This movie was refused a cinema certificate in 1933 by the BBFC and remained banned in the UK until 1958, when it was released with an X certificate with cuts made. Among the board's objectives were references to vivisection and "cutting a living man to pieces", and Moreau saying, "Do you know what it means to feel like God?". The film was finally released uncut on DVD in 2011 with a PG certificate.
According to film historian Gregory W. Mank on his commentary for the Criterion edition of this film, producer/actress Gail Patrick competed for the role of the Lota the "Panther Woman". She lost out to Kathleen Burke but became good friends with her. Patrick noted that she was happy that she lost because Burke was defined by the role and eventually left show business. According to Patrick, Burke couldn't get roles after her performance in the film.
To create the language of the mutants sound-man Loren L. Ryder recorded a mixture of animal sounds and foreign languages, then played them backwards at alternating speeds. The effect: the sound induced nausea and caused the audiences to vomit in the theaters.
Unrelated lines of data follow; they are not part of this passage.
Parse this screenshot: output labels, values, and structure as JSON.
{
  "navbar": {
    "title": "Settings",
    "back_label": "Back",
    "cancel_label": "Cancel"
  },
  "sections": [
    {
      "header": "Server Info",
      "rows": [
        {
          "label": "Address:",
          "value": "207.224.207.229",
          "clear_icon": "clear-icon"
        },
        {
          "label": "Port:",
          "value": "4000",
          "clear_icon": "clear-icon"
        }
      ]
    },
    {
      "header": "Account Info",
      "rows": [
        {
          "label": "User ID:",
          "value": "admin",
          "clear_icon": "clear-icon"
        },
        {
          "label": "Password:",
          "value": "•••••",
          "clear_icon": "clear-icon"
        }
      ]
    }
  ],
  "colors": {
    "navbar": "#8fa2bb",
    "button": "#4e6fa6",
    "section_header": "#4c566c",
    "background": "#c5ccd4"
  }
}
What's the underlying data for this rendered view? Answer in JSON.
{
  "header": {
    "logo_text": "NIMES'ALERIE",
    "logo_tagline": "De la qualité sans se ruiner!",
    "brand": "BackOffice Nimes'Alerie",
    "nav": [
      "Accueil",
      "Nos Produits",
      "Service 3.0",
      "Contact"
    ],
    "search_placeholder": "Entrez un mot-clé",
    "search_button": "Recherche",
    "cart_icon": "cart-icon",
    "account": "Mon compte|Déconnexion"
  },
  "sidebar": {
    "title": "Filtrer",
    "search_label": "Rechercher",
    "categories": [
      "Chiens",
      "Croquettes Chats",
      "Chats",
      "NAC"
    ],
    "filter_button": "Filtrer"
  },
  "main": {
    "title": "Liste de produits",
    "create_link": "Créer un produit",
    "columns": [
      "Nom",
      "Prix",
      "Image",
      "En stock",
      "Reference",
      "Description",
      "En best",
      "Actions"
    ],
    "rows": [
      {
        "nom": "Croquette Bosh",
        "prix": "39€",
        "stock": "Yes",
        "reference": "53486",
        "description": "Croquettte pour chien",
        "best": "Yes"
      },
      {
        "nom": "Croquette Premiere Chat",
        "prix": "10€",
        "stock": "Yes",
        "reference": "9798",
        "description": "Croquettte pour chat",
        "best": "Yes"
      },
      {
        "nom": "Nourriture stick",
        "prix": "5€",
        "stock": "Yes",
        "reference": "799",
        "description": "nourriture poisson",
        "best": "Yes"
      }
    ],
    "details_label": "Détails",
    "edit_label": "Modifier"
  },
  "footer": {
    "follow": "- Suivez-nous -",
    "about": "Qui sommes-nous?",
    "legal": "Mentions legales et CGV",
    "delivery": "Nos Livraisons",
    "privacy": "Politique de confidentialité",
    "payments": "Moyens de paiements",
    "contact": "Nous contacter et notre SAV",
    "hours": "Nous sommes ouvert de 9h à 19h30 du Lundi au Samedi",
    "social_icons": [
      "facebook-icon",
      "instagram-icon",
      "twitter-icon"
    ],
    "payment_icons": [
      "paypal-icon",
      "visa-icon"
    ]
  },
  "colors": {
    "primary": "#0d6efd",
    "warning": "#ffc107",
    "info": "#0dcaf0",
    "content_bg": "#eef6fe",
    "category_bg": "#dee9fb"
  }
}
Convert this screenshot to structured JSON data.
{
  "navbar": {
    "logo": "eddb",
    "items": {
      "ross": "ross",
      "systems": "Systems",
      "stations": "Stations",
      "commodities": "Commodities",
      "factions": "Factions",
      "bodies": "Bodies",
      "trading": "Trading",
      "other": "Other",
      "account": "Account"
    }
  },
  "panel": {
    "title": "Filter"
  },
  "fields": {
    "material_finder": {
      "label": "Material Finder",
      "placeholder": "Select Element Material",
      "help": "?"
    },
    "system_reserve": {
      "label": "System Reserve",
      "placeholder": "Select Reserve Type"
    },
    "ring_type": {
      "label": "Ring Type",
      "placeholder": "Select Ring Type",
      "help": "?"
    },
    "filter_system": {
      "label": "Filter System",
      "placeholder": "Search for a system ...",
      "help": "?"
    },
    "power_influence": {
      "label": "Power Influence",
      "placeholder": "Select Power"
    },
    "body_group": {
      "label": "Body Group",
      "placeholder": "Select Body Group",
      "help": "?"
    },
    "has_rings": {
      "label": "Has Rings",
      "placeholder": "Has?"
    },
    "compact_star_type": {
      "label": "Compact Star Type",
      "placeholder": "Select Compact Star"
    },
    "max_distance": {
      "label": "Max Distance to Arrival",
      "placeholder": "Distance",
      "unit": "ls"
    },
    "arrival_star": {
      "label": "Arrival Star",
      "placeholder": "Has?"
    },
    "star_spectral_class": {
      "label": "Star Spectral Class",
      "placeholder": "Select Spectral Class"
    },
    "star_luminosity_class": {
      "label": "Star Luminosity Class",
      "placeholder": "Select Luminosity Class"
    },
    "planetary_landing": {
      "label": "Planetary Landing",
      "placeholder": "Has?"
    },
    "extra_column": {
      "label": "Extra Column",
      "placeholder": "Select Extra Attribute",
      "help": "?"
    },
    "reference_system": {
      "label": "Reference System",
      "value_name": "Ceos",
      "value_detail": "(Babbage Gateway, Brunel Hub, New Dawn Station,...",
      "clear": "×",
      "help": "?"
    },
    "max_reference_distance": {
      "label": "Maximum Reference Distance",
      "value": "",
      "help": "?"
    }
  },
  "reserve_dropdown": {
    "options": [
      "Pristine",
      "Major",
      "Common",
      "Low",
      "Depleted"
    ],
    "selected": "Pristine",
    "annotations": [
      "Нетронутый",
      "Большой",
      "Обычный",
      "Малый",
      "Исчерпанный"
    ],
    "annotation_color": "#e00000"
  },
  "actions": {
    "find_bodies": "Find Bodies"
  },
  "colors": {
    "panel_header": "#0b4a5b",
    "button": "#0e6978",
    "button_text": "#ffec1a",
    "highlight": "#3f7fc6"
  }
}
Members of the new wave band Devo were fans of the film. The "What is the law?" sequence formed part of the lyrics to the band's song "Jocko Homo," with Bela Lugosi's query "Are we not men?" providing the title to their 1978 debut album "Q: Are We Not Men? A: We Are Devo!". Oingo Boingo is another new wave band that paid tribute to the film with its song "No Spill Blood," which featured the refrain "What is the Law?" The Meteors, a psycho-billy band from the UK, told the story of the film in their song "Island of Lost Souls" on their 1986 album "Teenagers From Outer Space". The Cramps, an American psycho-billy band, featured a song "The Natives Are Restless" on their "Psychedelic Jungle" album. Heavy metal band Van Halen paid homage to the film in the original version of their song "House of Pain", the early lyrics for which directly referenced the story line of the movie. During onstage introductions of the song circa 1976-77, the band's vocalist David Lee Roth routinely gave a brief synopsis of the film. The song was shelved for the better part of a decade, but eventually resurfaced with different non-movie-related lyrics and released on the band's 1984 album. The US horror-rock band Manimals based much of their stage persona on the film. Their 1985 'Blood is the Harvest" vinyl E.P. closes with the song "Island of Lost Souls". The track includes a "What is the Law?" section that fans would chant during live shows.
This movie was banned from public showings in Sweden by the Swedish Censorboard in March 1933. Swedish Censor number 48.959. This censorship doesn't include later inventions like television, video, DVD etc.
The final draft screenplay, dated September 30, 1932, lists all the actors and roles they will play with the exception of the roles eventually played by Tetsu Komai, Bela Lugosi, and Paul Hurst. When comparing that script with the released film additional action and dialogue have been added for the scenes involving Lugosi and Hurst. Their parts have been "beefed" up, probably to help get them to play the roles.